www.uhasselt.be
DSpace

Document Server@UHasselt >
Research >
All items >

Please use this identifier to cite or link to this item: http://hdl.handle.net/1942/14347

Title: Small-animal PET imaging of the type 1 and type 2 cannabinoid receptors in a photothrombotic stroke model
Authors: Vandeputte, Caroline
Casteels, Cindy
Struys, Tom
Koole, Michel
van Veghel, Daisy
Evens, Nele
Gerits, Anneleen
Dresselaers, Tom
Lambrichts, Ivo
Himmelreich, Uwe
Bormans, Guy
Van Laere, Koen
Issue Date: 2012
Publisher: SPRINGER
Citation: EUROPEAN JOURNAL OF NUCLEAR MEDICINE AND MOLECULAR IMAGING, 39 (11), p. 1796-1806
Abstract: Recent ex vivo and pharmacological evidence suggests involvement of the endocannabinoid system in the pathophysiology of stroke, but conflicting roles for type 1 and 2 cannabinoid receptors (CB1 and CB2) have been suggested. The purpose of this study was to evaluate CB1 and CB2 receptor binding over time in vivo in a rat photothrombotic stroke model using PET. CB1 and CB2 microPET imaging was performed at regular time-points up to 2 weeks after stroke using [F-18]MK-9470 and [C-11]NE40. Stroke size was measured using MRI at 9.4 T. Ex vivo validation was performed via immunostaining for CB1 and CB2. Immunofluorescent double stainings were also performed with markers for astrocytes (GFAP) and macrophages/microglia (CD68). [F-18]MK-9470 PET showed a strong increase in CB1 binding 24 h and 72 h after stroke in the cortex surrounding the lesion, extending to the insular cortex 24 h after surgery. These alterations were consistently confirmed by CB1 immunohistochemical staining. [C-11]NE40 did not show any significant differences between stroke and sham-operated animals, although staining for CB2 revealed minor immunoreactivity at 1 and 2 weeks after stroke in this model. Both CB (1) (+) and CB (2) (+) cells showed minor immunoreactivity for CD68. Time-dependent and regionally strongly increased CB1, but not CB2, binding are early consequences of photothrombotic stroke. Pharmacological interventions should primarily aim at CB1 signalling as the role of CB2 seems minor in the acute and subacute phases of stroke.
Notes: [Van Laere, Koen] UZ Leuven, Div Nucl Med, B-3000 Louvain, Belgium. [Vandeputte, Caroline; Casteels, Cindy; Koole, Michel; Gerits, Anneleen; Van Laere, Koen] Katholieke Univ Leuven, Div Nucl Med, Louvain, Belgium. [Vandeputte, Caroline; Casteels, Cindy; Koole, Michel; van Veghel, Daisy; Evens, Nele; Gerits, Anneleen; Dresselaers, Tom; Himmelreich, Uwe; Bormans, Guy; Van Laere, Koen] Katholieke Univ Leuven, MoSAIC, Mol Small Anim Imaging Ctr, Louvain, Belgium. [Struys, Tom; Lambrichts, Ivo] Hasselt Univ, Biomed Res Inst, Histol Lab, Hasselt, Belgium. [Struys, Tom; Dresselaers, Tom; Himmelreich, Uwe] Katholieke Univ Leuven, Biomed NMR Unit, Louvain, Belgium. [van Veghel, Daisy; Evens, Nele; Bormans, Guy] Katholieke Univ Leuven, Lab Radiopharm, Louvain, Belgium.
URI: http://hdl.handle.net/1942/14347
DOI: 10.1007/s00259-012-2209-6
ISI #: 000309562600016
ISSN: 1619-7070
Category: A1
Type: Journal Contribution
Validation: ecoom, 2013
Appears in Collections: Morphology
Biomedical Research Institute
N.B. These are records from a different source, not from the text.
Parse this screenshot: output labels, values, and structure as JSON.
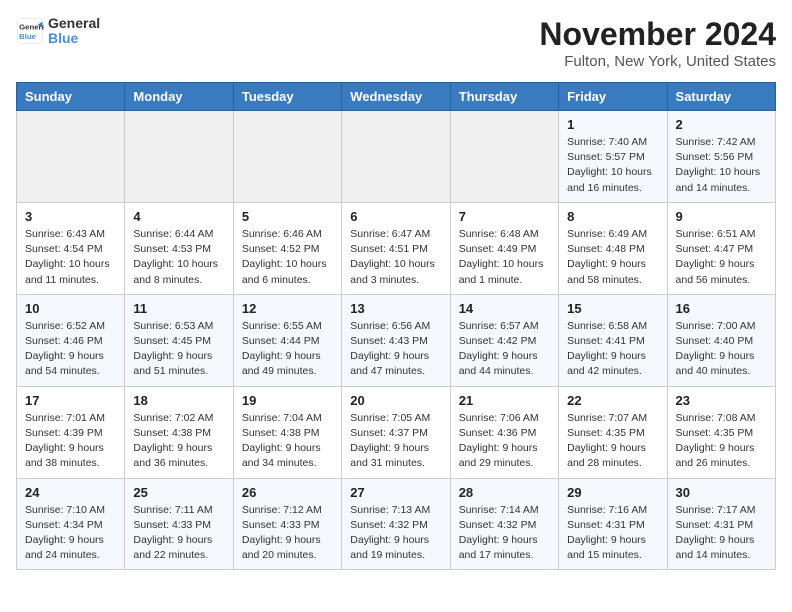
{
  "header": {
    "logo_line1": "General",
    "logo_line2": "Blue",
    "month": "November 2024",
    "location": "Fulton, New York, United States"
  },
  "days_of_week": [
    "Sunday",
    "Monday",
    "Tuesday",
    "Wednesday",
    "Thursday",
    "Friday",
    "Saturday"
  ],
  "weeks": [
    [
      {
        "day": "",
        "info": ""
      },
      {
        "day": "",
        "info": ""
      },
      {
        "day": "",
        "info": ""
      },
      {
        "day": "",
        "info": ""
      },
      {
        "day": "",
        "info": ""
      },
      {
        "day": "1",
        "info": "Sunrise: 7:40 AM\nSunset: 5:57 PM\nDaylight: 10 hours and 16 minutes."
      },
      {
        "day": "2",
        "info": "Sunrise: 7:42 AM\nSunset: 5:56 PM\nDaylight: 10 hours and 14 minutes."
      }
    ],
    [
      {
        "day": "3",
        "info": "Sunrise: 6:43 AM\nSunset: 4:54 PM\nDaylight: 10 hours and 11 minutes."
      },
      {
        "day": "4",
        "info": "Sunrise: 6:44 AM\nSunset: 4:53 PM\nDaylight: 10 hours and 8 minutes."
      },
      {
        "day": "5",
        "info": "Sunrise: 6:46 AM\nSunset: 4:52 PM\nDaylight: 10 hours and 6 minutes."
      },
      {
        "day": "6",
        "info": "Sunrise: 6:47 AM\nSunset: 4:51 PM\nDaylight: 10 hours and 3 minutes."
      },
      {
        "day": "7",
        "info": "Sunrise: 6:48 AM\nSunset: 4:49 PM\nDaylight: 10 hours and 1 minute."
      },
      {
        "day": "8",
        "info": "Sunrise: 6:49 AM\nSunset: 4:48 PM\nDaylight: 9 hours and 58 minutes."
      },
      {
        "day": "9",
        "info": "Sunrise: 6:51 AM\nSunset: 4:47 PM\nDaylight: 9 hours and 56 minutes."
      }
    ],
    [
      {
        "day": "10",
        "info": "Sunrise: 6:52 AM\nSunset: 4:46 PM\nDaylight: 9 hours and 54 minutes."
      },
      {
        "day": "11",
        "info": "Sunrise: 6:53 AM\nSunset: 4:45 PM\nDaylight: 9 hours and 51 minutes."
      },
      {
        "day": "12",
        "info": "Sunrise: 6:55 AM\nSunset: 4:44 PM\nDaylight: 9 hours and 49 minutes."
      },
      {
        "day": "13",
        "info": "Sunrise: 6:56 AM\nSunset: 4:43 PM\nDaylight: 9 hours and 47 minutes."
      },
      {
        "day": "14",
        "info": "Sunrise: 6:57 AM\nSunset: 4:42 PM\nDaylight: 9 hours and 44 minutes."
      },
      {
        "day": "15",
        "info": "Sunrise: 6:58 AM\nSunset: 4:41 PM\nDaylight: 9 hours and 42 minutes."
      },
      {
        "day": "16",
        "info": "Sunrise: 7:00 AM\nSunset: 4:40 PM\nDaylight: 9 hours and 40 minutes."
      }
    ],
    [
      {
        "day": "17",
        "info": "Sunrise: 7:01 AM\nSunset: 4:39 PM\nDaylight: 9 hours and 38 minutes."
      },
      {
        "day": "18",
        "info": "Sunrise: 7:02 AM\nSunset: 4:38 PM\nDaylight: 9 hours and 36 minutes."
      },
      {
        "day": "19",
        "info": "Sunrise: 7:04 AM\nSunset: 4:38 PM\nDaylight: 9 hours and 34 minutes."
      },
      {
        "day": "20",
        "info": "Sunrise: 7:05 AM\nSunset: 4:37 PM\nDaylight: 9 hours and 31 minutes."
      },
      {
        "day": "21",
        "info": "Sunrise: 7:06 AM\nSunset: 4:36 PM\nDaylight: 9 hours and 29 minutes."
      },
      {
        "day": "22",
        "info": "Sunrise: 7:07 AM\nSunset: 4:35 PM\nDaylight: 9 hours and 28 minutes."
      },
      {
        "day": "23",
        "info": "Sunrise: 7:08 AM\nSunset: 4:35 PM\nDaylight: 9 hours and 26 minutes."
      }
    ],
    [
      {
        "day": "24",
        "info": "Sunrise: 7:10 AM\nSunset: 4:34 PM\nDaylight: 9 hours and 24 minutes."
      },
      {
        "day": "25",
        "info": "Sunrise: 7:11 AM\nSunset: 4:33 PM\nDaylight: 9 hours and 22 minutes."
      },
      {
        "day": "26",
        "info": "Sunrise: 7:12 AM\nSunset: 4:33 PM\nDaylight: 9 hours and 20 minutes."
      },
      {
        "day": "27",
        "info": "Sunrise: 7:13 AM\nSunset: 4:32 PM\nDaylight: 9 hours and 19 minutes."
      },
      {
        "day": "28",
        "info": "Sunrise: 7:14 AM\nSunset: 4:32 PM\nDaylight: 9 hours and 17 minutes."
      },
      {
        "day": "29",
        "info": "Sunrise: 7:16 AM\nSunset: 4:31 PM\nDaylight: 9 hours and 15 minutes."
      },
      {
        "day": "30",
        "info": "Sunrise: 7:17 AM\nSunset: 4:31 PM\nDaylight: 9 hours and 14 minutes."
      }
    ]
  ]
}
Files in This Item:

Description SizeFormat
under embargoN/A996.8 kBAdobe PDF

Items in DSpace are protected by copyright, with all rights reserved, unless otherwise indicated.